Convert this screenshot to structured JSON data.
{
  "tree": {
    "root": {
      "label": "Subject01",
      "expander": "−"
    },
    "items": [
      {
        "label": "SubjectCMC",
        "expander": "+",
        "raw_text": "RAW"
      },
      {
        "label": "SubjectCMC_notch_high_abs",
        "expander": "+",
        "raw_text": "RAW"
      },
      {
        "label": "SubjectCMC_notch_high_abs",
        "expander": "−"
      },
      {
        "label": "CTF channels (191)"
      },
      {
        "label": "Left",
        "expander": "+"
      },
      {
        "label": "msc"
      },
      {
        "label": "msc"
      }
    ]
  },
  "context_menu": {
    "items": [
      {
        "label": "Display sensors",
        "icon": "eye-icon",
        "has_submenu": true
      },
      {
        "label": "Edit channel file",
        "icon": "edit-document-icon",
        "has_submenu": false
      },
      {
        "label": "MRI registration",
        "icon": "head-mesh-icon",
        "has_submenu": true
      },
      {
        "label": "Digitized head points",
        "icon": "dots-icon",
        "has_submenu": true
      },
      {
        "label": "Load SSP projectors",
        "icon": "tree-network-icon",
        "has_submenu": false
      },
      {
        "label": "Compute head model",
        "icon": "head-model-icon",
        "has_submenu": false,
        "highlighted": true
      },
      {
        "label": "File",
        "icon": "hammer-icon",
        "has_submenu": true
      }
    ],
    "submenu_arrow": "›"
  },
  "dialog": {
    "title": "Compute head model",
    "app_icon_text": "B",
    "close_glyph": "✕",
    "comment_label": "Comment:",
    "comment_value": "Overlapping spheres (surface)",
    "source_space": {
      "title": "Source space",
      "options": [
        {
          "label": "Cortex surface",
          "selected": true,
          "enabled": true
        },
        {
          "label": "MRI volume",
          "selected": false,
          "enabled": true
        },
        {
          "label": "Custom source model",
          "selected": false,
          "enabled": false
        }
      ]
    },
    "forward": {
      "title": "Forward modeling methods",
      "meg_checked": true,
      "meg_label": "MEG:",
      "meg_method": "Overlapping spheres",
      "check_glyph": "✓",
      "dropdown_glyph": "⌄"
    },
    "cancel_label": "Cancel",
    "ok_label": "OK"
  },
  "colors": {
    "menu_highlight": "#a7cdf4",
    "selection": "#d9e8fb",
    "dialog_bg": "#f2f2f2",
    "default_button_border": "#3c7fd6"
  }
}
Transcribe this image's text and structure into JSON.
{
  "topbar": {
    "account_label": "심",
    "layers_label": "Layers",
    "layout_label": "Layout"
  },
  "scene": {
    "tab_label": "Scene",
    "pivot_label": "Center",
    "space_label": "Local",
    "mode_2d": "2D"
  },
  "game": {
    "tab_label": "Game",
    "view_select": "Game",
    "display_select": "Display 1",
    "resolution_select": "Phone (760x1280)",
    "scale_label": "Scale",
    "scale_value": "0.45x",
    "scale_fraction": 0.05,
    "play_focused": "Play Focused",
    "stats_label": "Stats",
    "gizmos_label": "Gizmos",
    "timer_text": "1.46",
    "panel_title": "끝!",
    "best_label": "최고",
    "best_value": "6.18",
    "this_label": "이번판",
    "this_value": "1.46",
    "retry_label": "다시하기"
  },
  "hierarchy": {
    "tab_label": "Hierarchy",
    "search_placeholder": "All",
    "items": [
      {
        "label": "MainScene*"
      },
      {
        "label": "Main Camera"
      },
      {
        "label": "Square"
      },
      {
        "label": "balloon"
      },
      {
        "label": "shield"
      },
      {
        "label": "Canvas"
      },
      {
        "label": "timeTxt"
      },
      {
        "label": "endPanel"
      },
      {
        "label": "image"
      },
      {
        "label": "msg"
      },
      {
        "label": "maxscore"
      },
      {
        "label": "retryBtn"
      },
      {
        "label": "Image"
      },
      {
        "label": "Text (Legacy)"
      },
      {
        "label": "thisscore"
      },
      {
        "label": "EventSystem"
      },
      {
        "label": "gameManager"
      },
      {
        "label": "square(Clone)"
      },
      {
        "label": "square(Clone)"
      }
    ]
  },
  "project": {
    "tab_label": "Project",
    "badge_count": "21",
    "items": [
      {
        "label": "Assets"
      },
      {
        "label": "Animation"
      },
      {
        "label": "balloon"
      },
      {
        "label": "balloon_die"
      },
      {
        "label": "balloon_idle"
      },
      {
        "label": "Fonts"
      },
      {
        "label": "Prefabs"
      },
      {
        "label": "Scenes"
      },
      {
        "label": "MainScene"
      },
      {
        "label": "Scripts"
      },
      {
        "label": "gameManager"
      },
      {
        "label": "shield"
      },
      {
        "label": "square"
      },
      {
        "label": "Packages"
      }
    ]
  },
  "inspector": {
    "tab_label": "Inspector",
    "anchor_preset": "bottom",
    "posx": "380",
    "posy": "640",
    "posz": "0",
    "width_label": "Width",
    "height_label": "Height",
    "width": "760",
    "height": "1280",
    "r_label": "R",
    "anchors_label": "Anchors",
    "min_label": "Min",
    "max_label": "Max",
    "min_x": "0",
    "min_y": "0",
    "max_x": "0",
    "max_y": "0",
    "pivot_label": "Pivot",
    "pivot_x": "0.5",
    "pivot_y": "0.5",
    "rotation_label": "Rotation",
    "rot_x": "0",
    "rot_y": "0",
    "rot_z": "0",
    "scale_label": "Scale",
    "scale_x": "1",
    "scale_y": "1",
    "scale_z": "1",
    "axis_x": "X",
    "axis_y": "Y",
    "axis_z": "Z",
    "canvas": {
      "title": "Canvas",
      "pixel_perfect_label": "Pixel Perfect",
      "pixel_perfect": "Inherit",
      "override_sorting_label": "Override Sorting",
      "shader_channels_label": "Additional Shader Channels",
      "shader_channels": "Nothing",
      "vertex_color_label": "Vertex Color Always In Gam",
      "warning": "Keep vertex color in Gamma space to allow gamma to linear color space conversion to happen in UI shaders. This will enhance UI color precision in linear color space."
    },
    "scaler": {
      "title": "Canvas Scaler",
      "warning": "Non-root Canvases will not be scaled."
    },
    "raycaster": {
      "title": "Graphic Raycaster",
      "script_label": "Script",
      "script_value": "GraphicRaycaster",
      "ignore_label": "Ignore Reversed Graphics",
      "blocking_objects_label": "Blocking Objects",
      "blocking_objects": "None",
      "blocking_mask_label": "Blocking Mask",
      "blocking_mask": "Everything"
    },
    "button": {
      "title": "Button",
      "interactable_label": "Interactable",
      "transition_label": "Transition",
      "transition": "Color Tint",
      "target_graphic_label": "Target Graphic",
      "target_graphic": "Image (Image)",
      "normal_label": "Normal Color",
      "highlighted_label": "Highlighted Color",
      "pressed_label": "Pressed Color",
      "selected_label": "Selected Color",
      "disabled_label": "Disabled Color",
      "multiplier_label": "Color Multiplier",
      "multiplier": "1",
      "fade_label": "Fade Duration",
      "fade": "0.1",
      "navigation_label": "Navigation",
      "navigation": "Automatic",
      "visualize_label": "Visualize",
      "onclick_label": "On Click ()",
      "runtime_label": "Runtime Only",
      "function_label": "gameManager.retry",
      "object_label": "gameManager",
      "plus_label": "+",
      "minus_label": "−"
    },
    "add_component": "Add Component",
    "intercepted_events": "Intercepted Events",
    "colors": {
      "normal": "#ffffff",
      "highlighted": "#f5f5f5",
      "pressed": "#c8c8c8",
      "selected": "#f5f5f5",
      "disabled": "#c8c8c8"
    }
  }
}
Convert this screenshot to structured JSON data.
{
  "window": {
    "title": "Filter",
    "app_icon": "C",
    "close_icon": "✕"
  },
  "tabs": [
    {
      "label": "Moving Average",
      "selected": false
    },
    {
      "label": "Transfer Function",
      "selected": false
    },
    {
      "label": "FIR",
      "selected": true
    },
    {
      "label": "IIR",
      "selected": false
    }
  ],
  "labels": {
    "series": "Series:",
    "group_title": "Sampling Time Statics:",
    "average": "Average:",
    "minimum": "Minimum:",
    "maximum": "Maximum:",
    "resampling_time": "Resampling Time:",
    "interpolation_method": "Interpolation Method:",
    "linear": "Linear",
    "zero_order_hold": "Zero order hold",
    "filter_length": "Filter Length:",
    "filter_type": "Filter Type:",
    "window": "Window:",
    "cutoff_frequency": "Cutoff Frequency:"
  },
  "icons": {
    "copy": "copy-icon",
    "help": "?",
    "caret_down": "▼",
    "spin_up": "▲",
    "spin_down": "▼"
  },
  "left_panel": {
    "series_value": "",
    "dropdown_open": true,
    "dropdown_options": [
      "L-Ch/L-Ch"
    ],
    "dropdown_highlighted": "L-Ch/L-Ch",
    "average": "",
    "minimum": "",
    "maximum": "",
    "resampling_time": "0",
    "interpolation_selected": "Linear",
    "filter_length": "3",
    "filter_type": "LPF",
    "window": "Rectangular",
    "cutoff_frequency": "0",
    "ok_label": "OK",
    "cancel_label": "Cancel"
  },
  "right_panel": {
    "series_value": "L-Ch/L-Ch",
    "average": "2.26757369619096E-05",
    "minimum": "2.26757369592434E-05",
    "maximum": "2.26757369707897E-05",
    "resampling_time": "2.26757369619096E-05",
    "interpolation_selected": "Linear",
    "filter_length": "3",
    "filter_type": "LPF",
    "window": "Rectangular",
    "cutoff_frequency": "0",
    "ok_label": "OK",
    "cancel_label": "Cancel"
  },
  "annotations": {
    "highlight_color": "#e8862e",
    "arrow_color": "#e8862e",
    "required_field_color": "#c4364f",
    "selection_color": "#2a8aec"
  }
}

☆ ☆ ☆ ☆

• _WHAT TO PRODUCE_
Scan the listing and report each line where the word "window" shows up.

• _ANSWER TO THIS PROBLEM_
  "window": {
    "window": "Window:",
    "window": "Rectangular",
    "window": "Rectangular",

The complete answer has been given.